The oil and gas regulator has withdrawn its order requiring Cuadrilla to plug and abandon its two shale gas exploration wells at Preston New Road in Lancashire.
The company now has more than a year to come up with “credible” plans to re-use the wells or the regulator will reimpose the order.
Equipment to plug and abandon the wells will now be moved off the site next week, Cuadrilla said in an emailed letter to local people.
The regulator, now known as the North Sea Transition Authority, had ordered that the wells be plugged and abandoned within three months.
But in today’s letter, Cuadrilla said:
“I am writing to let you know that the oil and gas regulator (North Sea Transition Authority) has withdrawn its notice requiring Cuadrilla to plug and abandon the two PNR shale exploration wells by 30th June 2022. Accordingly, Cuadrilla will demobilise equipment from the PNR site next week commencing Monday 4th April.”
The letter also said:
“Other than the equipment demobilisation no other site operations are planned in the immediate term.”
The NSTA said in a statement this afternoon:
“Cuadrilla applied for consent to keep its two Preston New Road wells and Elswick well on 28 March 2022.
“The North Sea Transition Authority has looked carefully at this application, alongside recent developments, and agreed to withdraw the requirement to decommission the wells by the end of June.
“Cuadrilla now have until the end of June next year to evaluate options for the Preston New Road and Elswick sites. If no credible re-use plans are in place by then, the North Sea Transition Authority expects to reimpose decommissioning requirements. “
Last month’s news that the wells would be sealed imminently was welcomed by local and national shale gas opponents.

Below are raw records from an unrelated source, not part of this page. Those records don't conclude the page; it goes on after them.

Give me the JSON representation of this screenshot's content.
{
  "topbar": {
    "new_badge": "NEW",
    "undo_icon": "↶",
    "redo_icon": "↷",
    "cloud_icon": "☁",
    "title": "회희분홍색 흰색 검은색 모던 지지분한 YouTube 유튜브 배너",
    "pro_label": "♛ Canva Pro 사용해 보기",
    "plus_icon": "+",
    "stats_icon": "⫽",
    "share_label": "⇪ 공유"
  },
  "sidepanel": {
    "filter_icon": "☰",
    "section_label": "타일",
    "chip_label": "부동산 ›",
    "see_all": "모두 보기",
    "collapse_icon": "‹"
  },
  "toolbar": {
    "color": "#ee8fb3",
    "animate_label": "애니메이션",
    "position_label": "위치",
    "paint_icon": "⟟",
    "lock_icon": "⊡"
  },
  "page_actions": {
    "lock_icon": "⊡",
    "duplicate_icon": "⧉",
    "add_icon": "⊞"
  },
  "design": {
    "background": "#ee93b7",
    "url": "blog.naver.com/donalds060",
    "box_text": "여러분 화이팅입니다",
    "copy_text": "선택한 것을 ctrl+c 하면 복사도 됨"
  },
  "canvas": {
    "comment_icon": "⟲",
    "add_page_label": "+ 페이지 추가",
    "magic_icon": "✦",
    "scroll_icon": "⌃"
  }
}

But Cuadrilla and supporters of fracking for shale gas criticised the order.
Last month, Conservative MP Steve Baker, deputy chairman of the Net Zero Scrutiny Group, tweeted:
“You couldn’t make it up. The fracking regulator has order two of England’s only viable shale gas wells to be sealed up despite the energy crisis. It’s time to get a grip. I’ve applied for an urgent question to @Kwasi Kwarteng and @beisgovuk”
The Preston New Road wells were the UK’s first horizontal wells to be fracked.
Both fracking operations led to earthquakes. The largest earthquake, on August bank holiday 2019, led to the suspension of fracking at Preston New Road. A moratorium on fracking in England followed in November 2019 and remains in force.
Planning permission for the Preston New Road site expires in April 2023.